Panetta thinks he's winning the war in Afghanistan. He's wrong.

Afghanistan, Kabul: US Secretary of Defense Leon Panetta (L) and Afghanistan President Harmid Karzai, during their joint press conference at the Presidential Palace in Kabul, Afghanistan, on December, 14, 2011. (AFP Photo/Pablo Martinez Monsivais/POOL)
As President Obama saluted American soldiers coming home from Iraq this week, Defense Secretary Leon Panetta lied through his teeth to troops, insisting that the war in Afghanistan is moving “in the right direction.”

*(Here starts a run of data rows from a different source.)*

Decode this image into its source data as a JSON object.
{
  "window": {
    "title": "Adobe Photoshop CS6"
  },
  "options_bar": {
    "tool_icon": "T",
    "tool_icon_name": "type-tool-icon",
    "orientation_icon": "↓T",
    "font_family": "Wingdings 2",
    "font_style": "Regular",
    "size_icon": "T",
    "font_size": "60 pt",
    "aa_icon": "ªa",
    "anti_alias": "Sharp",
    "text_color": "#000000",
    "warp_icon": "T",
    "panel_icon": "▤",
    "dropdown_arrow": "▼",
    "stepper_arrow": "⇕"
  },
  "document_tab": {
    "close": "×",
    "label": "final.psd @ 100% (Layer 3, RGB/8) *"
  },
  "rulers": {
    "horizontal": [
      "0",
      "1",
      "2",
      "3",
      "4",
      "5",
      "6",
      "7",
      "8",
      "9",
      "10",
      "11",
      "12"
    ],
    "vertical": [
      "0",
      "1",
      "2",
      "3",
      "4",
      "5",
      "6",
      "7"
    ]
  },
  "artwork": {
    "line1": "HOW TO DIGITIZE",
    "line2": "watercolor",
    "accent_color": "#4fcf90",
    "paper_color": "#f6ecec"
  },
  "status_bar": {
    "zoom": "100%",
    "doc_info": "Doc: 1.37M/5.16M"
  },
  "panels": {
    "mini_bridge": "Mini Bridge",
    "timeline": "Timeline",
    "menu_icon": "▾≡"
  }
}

Those were the words that the chief of the Pentagon said on Wednesday from a US base in Pakika province near the Afghanistan’s border with Pakistan. “We're winning this very tough conflict," added Panetta.

On the contrary, NATO statistics reveal that there has been a 21 percent increase in enemy attacks in the eastern portion of Afghanistan alone as of late. Figures from the United Nations also show a peak in violence overseas in 2011.

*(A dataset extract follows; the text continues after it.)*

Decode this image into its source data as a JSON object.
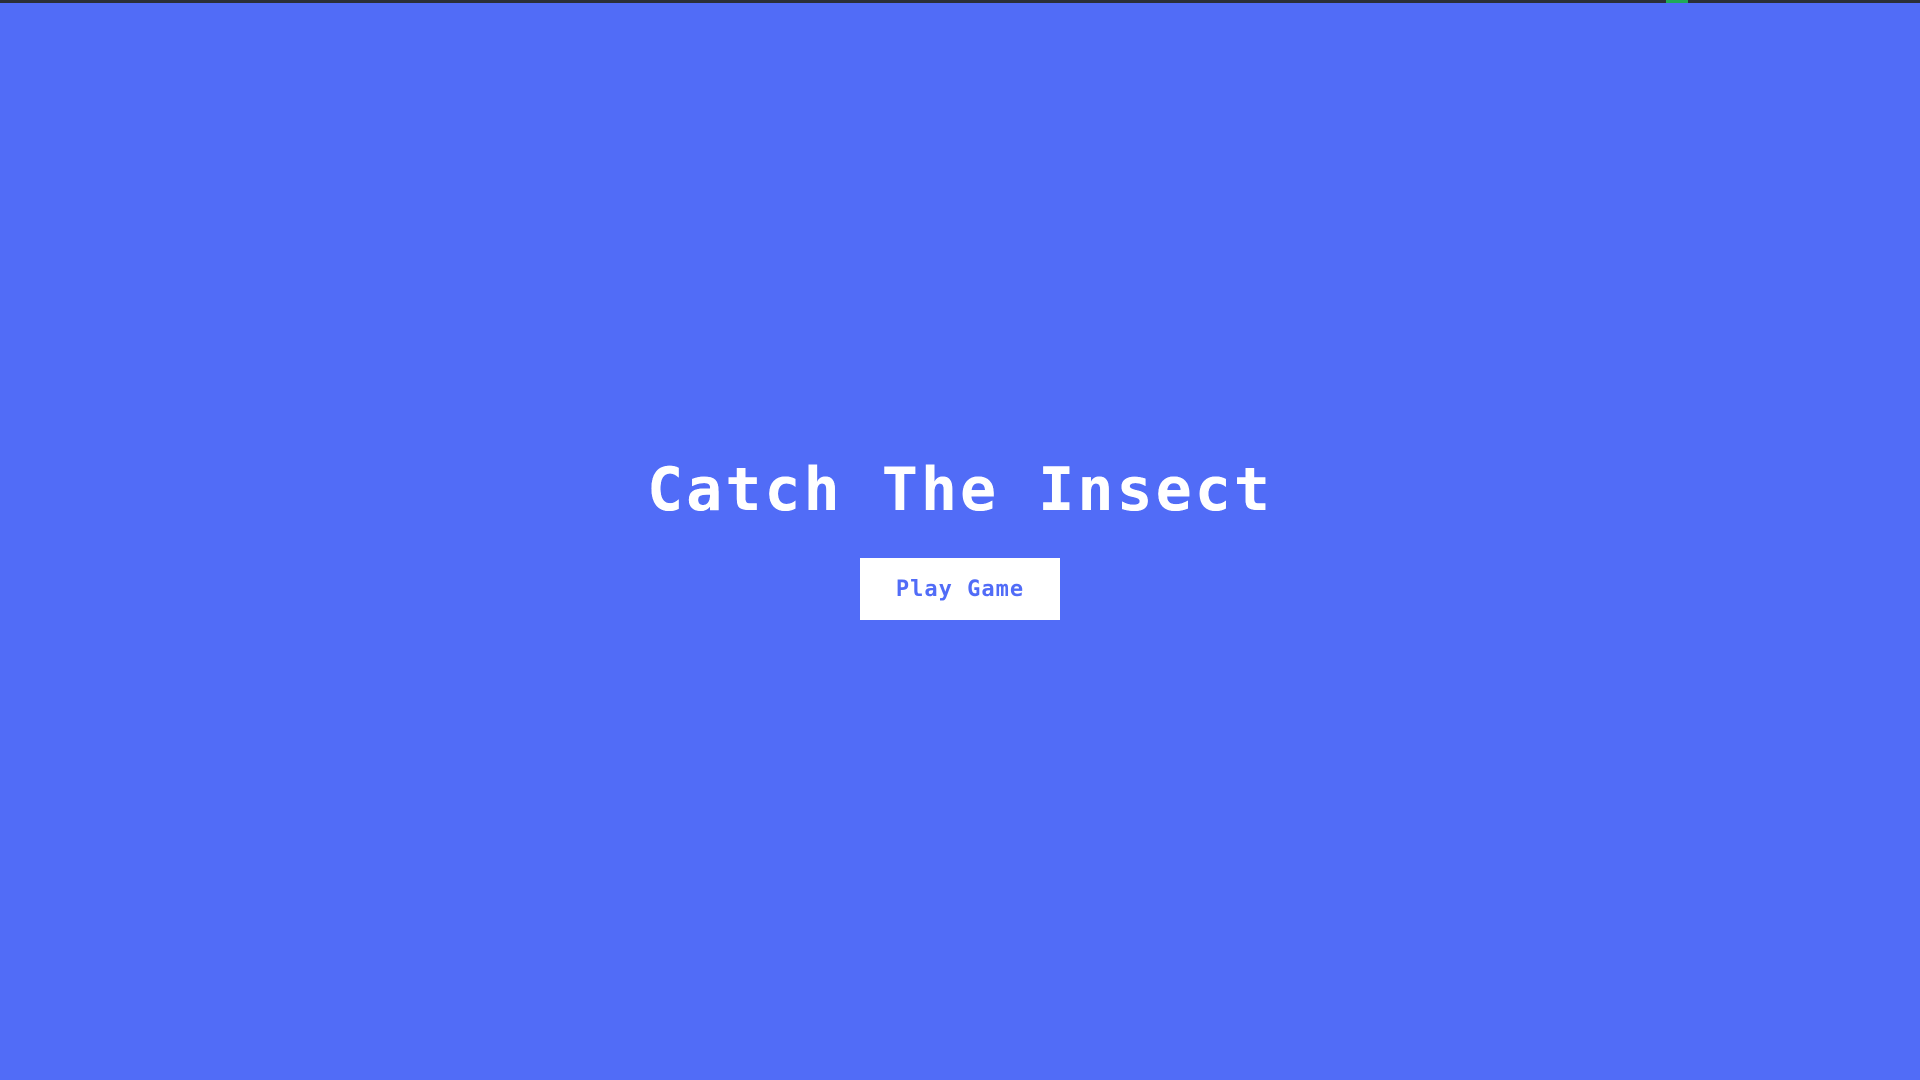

The US is slated to remove 23,000 of the 91,000 or so troops from Afghanistan by 12 months from now, which while a substantial start to a drawdown, will cause unprotected troops to be more susceptible to enemy attacks.

More than ten years after the US first put boots on the ground in Afghanistan, Panetta told those soldiers that current operations have the American cause moving in the right direction and a victory for the US is imminent. Despite his alleged optimism, that end might not be as near as he leads troops to believe.

The Washington Post reports that one soldier quizzed General Panetta on his statements Wednesday, asking him, “If the Afghan government falls apart after we leave here, are we going to have to come back in 10 years to pick up the pieces?”

“The answer to your question is: We are not going to walk away,” responded Panetta.

"This has been a difficult and complicated relationship as all of you know, but it is an important relationship, and it is one that we have to continue to work at," said the commander.

“My hope is that we maintain a long-term relationship with Afghanistan, that we don’t just simply pick up and get out,” added Panetta on Wednesday. “We spilled too much blood here.”

Only four months earlier, former commander of American troops Stanley McChrystal said that the War on Terror was only “a little better than” half way over.

“We didn't know enough and we still don't know enough," the now-retired general told the Council of Foreign Affairs in Washington back in October.

Two months earlier, August 2011 marked the bloodiest month for US troops since the war began a decade earlier. The tally of troops killed overseas topped off at 66 by the end of the month, just bypassing the previous record of 65 set back in July 2010. So far in this year, 409 Americans have died, marking the second highest tally since the skirmishes started in 2001. With two weeks left in December, only a few dozen more casualties will make 2011 the worst year ever for American soldiers in Afghanistan.